• [Data to use]
..........

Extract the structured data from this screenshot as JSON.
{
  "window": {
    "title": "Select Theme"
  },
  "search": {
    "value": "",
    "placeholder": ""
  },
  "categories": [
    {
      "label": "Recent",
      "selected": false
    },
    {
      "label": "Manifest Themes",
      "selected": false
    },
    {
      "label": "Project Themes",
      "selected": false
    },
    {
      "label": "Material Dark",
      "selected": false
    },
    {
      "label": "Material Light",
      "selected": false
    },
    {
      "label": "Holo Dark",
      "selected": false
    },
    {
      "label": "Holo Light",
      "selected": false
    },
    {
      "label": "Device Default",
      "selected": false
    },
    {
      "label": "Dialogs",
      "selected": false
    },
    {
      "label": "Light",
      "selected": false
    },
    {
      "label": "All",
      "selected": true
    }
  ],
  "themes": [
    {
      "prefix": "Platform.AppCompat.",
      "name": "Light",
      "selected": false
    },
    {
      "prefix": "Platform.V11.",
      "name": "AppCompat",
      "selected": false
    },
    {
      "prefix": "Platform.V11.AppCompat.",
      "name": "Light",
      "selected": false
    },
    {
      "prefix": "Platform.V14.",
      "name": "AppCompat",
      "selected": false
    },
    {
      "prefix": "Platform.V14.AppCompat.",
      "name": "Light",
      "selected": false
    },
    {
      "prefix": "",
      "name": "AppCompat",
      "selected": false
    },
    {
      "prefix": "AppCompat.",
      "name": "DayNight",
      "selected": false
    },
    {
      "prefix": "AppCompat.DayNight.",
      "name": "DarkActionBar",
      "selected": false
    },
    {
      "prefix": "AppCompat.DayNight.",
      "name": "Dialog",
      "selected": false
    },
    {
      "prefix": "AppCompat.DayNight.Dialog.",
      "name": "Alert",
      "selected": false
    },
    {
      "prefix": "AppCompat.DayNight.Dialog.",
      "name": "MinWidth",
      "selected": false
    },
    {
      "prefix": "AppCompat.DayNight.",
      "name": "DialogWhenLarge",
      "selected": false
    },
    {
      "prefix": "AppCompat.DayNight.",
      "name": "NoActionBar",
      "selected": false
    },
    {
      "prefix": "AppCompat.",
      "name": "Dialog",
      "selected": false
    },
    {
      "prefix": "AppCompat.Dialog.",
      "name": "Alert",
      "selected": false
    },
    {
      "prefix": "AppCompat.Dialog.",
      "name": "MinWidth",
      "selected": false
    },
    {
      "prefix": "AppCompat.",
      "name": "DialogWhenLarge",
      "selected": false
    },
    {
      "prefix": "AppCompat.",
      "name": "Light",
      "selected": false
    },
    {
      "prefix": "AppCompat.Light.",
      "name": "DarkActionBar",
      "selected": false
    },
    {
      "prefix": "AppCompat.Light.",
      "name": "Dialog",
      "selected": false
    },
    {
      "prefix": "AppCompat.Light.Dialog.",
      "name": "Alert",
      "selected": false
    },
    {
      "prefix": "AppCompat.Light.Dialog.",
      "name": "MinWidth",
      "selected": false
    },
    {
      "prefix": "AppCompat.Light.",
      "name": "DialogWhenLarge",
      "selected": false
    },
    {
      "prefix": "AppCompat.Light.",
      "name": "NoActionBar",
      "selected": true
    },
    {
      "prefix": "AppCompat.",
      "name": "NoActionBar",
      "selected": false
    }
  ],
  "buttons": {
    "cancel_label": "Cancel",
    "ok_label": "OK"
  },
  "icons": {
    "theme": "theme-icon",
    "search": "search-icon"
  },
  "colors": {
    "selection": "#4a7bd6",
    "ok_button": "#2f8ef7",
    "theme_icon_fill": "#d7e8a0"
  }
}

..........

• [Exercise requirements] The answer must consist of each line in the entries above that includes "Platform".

• [Result]
      "prefix": "Platform.AppCompat.",
      "prefix": "Platform.V11.",
      "prefix": "Platform.V11.AppCompat.",
      "prefix": "Platform.V14.",
      "prefix": "Platform.V14.AppCompat.",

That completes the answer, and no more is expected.